David Whitlock has not showered or bathed for 15 years, yet he does not have body odor. “If I get a specific part of my body dirty, then I’ll wash that specific part” – but never with soap.
Sarah Ballantyne uses only water to wash, even though she is “at the gym sweating buckets six hours a week. Over time, my skin has adjusted. I don’t smell.
Jackie Hong has not used soap in the shower for nine years. She was curious to go without soap after an artist told her that he hadn’t lathered up in 20 years. (those artists…)
These three people are part of a small, but seemingly growing number of people who believe that soap and other such detergents have harmed our skin microbiome, possibly leading to an increase in inflammatory skin diseases such as eczema and acne.
Sandy Skotnicki, a Toronto-based dermatologist and the author of the 2018 book Beyond Soap, says that “there’s nothing wrong with just rinsing. I’ve talked to people who haven’t used any kind of detergent in years and they’re perfectly fine.” She notes that, since 1950, we have gone from bathing once a week to every day (guilty as charged, but I think my family, friends, and co-workers are grateful that I do).

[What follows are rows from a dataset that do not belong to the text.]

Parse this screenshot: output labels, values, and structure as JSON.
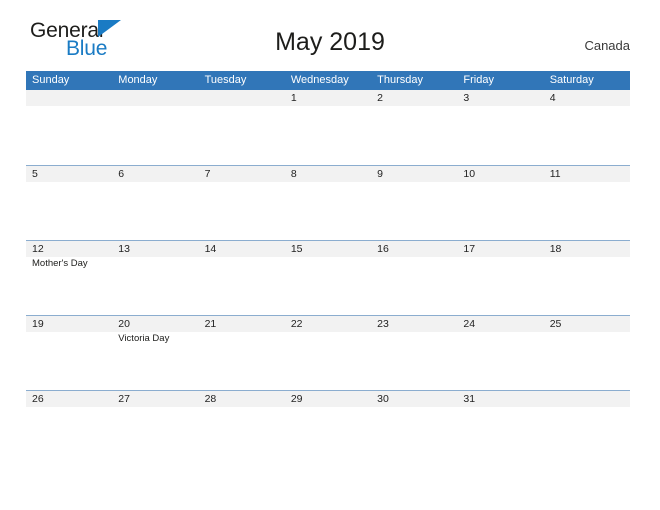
{
  "brand": {
    "name_top": "General",
    "name_bottom": "Blue",
    "accent_color": "#1a7bc4"
  },
  "header": {
    "title": "May 2019",
    "country": "Canada"
  },
  "theme": {
    "header_blue": "#3176b8",
    "row_line": "#8badcf",
    "date_band": "#f2f2f2"
  },
  "calendar": {
    "weekdays": [
      "Sunday",
      "Monday",
      "Tuesday",
      "Wednesday",
      "Thursday",
      "Friday",
      "Saturday"
    ],
    "weeks": [
      {
        "days": [
          {
            "date": "",
            "event": ""
          },
          {
            "date": "",
            "event": ""
          },
          {
            "date": "",
            "event": ""
          },
          {
            "date": "1",
            "event": ""
          },
          {
            "date": "2",
            "event": ""
          },
          {
            "date": "3",
            "event": ""
          },
          {
            "date": "4",
            "event": ""
          }
        ]
      },
      {
        "days": [
          {
            "date": "5",
            "event": ""
          },
          {
            "date": "6",
            "event": ""
          },
          {
            "date": "7",
            "event": ""
          },
          {
            "date": "8",
            "event": ""
          },
          {
            "date": "9",
            "event": ""
          },
          {
            "date": "10",
            "event": ""
          },
          {
            "date": "11",
            "event": ""
          }
        ]
      },
      {
        "days": [
          {
            "date": "12",
            "event": "Mother's Day"
          },
          {
            "date": "13",
            "event": ""
          },
          {
            "date": "14",
            "event": ""
          },
          {
            "date": "15",
            "event": ""
          },
          {
            "date": "16",
            "event": ""
          },
          {
            "date": "17",
            "event": ""
          },
          {
            "date": "18",
            "event": ""
          }
        ]
      },
      {
        "days": [
          {
            "date": "19",
            "event": ""
          },
          {
            "date": "20",
            "event": "Victoria Day"
          },
          {
            "date": "21",
            "event": ""
          },
          {
            "date": "22",
            "event": ""
          },
          {
            "date": "23",
            "event": ""
          },
          {
            "date": "24",
            "event": ""
          },
          {
            "date": "25",
            "event": ""
          }
        ]
      },
      {
        "days": [
          {
            "date": "26",
            "event": ""
          },
          {
            "date": "27",
            "event": ""
          },
          {
            "date": "28",
            "event": ""
          },
          {
            "date": "29",
            "event": ""
          },
          {
            "date": "30",
            "event": ""
          },
          {
            "date": "31",
            "event": ""
          },
          {
            "date": "",
            "event": ""
          }
        ]
      }
    ]
  }
}
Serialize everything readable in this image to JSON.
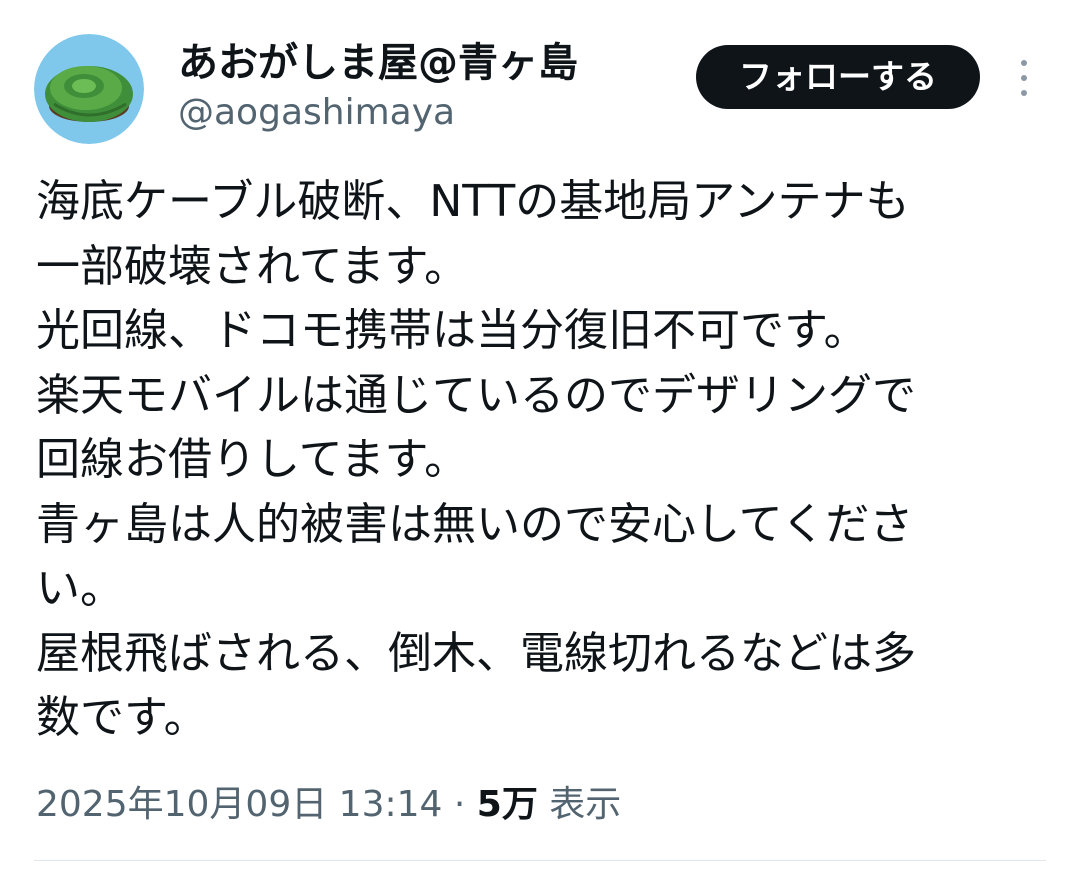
{
  "author": {
    "display_name": "あおがしま屋@青ヶ島",
    "handle": "@aogashimaya",
    "avatar_icon": "island-avatar-icon"
  },
  "actions": {
    "follow_label": "フォローする",
    "more_icon": "more-vertical-icon"
  },
  "tweet": {
    "lines": [
      "海底ケーブル破断、NTTの基地局アンテナも",
      "一部破壊されてます。",
      "光回線、ドコモ携帯は当分復旧不可です。",
      "楽天モバイルは通じているのでデザリングで",
      "回線お借りしてます。",
      "青ヶ島は人的被害は無いので安心してくださ",
      "い。",
      "屋根飛ばされる、倒木、電線切れるなどは多",
      "数です。"
    ]
  },
  "meta": {
    "timestamp": "2025年10月09日 13:14",
    "separator": " · ",
    "views_count": "5万",
    "views_label": " 表示"
  },
  "colors": {
    "text_primary": "#0f1419",
    "text_secondary": "#536471",
    "button_bg": "#0f1419",
    "button_text": "#ffffff"
  }
}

Whitlock, a former chemical engineer based in Cambridge, Massachusetts, originally thought he could naturally acquire the necessary ammonia-metabolizing bacteria, making the skin less susceptible to infection, simply by stopping washing, but he didn’t.
The result was a less than pleasant body odor.
He finally hit on the right product and has since become a leader in a skincare revolution in soap-free, microbiome-friendly and probiotic products. He co-founded AOBiome in 2013, and launched his new product as a spray: Mother Dirt AO+ Mist, billed as containing “ammonia-oxidizing bacteria (AOB), a peacekeeper that once existed on our skin, but was cleaned away with modern hygiene and lifestyles”.
At this stage, there are no studies demonstrating the negative effects of soap or overwashing, it is simply anecdotal.
However, AOBiome, is running clinical trials on a surprising array of treatments: not only acne, eczema and rosacea, but also allergic rhinitis, hypertension and migraine. Whitlock says that, after using AOB, he was able to stop taking a drug for his high blood pressure, a result that was replicated in AOBiome’s acne study. It was also observed that no one trialing AOB treatment had had a headache, which led to studying the impact on migraines.
Besides using such products, forest bathing can also be beneficial to the skin.
Despite this backlash against the use of soap, there is one area where many experts feel it is still critical to wash – your hands.
As Skotnicki puts it: “Washing your hair and your body has very little to do with hygiene. But washing your hands is essential.”
I don’t know if I could go without soap. Like Ballantyne, I sweat buckets as well when I exercise, and I’m not sure a shower without soap would bring me back to a state where I can go out in public without driving people away.
I also wonder how long it takes for something like the AOB bacteria to feast on the ammonia from one’s sweat and be rewarded with low-maintenance, balanced skin and odor-free. Does it take a week for the body to transition to this new skincare approach? And who would put up with you during this transition?
I think I might try this during my Fall break.
To my family, friends, neighbors, and co-workers – you’ve been warned. It may be best to stay away for a few days…
*thanks to the EnlightenedMind622 for making me aware of this story.
**image from MentalFloss